– There is a growing body of evidence-based research on the connection between music and overall wellbeing.
Music therapy is growing in acclaim as it continues to aid patients in maintaining a healthy lifestyle through mindfulness and even in prevention. Amal recognises that it will be important to leverage all available media outlets to have the greatest impact.
“Across the world, music helps people through the darkest times, the most jubilant times, the wide range of human emotions.”
– Amal has gained some widespread recognition for his work.
During a TEDx talk through the NHS, he created a piece of music using the sound and rhythm of his heartbeat to demonstrate the musical potential of the body.
When his mother was diagnosed with a brain tumor, he worked with her to help her put a sound to her symptoms with the hope that it would reduce her anxiety and hopelessness. He noticed great improvement with her and began recommending this treatment to others.
He was chosen to be a part of the Chelsea and Westminster hospital Arts Charity program, art pieces throughout the hospital were paired with unique music pieces that accompany them. This encourages patients to mobilise and continue their improvement by engaging with the arts.

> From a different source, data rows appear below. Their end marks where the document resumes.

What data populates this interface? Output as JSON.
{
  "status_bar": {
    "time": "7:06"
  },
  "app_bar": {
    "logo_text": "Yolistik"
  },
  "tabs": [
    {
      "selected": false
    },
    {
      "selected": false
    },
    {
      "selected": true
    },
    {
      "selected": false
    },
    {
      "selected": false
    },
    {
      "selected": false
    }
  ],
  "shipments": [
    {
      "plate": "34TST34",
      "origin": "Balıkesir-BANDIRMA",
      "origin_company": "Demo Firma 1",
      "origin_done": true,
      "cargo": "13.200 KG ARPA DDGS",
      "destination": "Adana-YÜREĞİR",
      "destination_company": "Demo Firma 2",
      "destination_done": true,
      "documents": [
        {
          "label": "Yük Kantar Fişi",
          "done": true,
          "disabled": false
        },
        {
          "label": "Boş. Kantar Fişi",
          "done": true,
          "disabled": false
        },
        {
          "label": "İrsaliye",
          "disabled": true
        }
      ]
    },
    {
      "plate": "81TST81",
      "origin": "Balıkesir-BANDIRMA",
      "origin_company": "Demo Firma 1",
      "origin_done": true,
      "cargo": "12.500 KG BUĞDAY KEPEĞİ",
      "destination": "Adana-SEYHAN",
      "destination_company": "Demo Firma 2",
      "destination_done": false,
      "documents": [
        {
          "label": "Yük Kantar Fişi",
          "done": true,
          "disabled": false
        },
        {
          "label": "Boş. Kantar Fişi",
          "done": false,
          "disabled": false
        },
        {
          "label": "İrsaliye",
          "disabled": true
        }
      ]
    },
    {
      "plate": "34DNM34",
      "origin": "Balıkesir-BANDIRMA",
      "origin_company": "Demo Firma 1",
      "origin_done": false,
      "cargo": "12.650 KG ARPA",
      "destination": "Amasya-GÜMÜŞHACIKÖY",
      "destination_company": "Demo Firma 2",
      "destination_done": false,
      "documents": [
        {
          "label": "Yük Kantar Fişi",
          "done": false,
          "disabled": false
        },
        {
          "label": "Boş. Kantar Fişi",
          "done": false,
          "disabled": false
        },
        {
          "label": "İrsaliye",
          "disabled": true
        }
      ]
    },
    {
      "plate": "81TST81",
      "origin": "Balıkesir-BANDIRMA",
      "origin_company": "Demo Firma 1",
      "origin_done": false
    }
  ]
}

“A 3-minute track of mine is an opportunity to have a conversation with somebody in the same way that a doctor has a 10-minute consultation.”
– He has released an album on Spotify and wants to further integrate music into his profession once he completes his GP training.
Amal recognises the difficulties of being a musician, he plans to complete his GP training and then practice medicine several days a week while focusing on his music and helping others through it on the remaining days.
“Music gives people an informal and lighthearted way of feeling more connected and being able to express themselves.”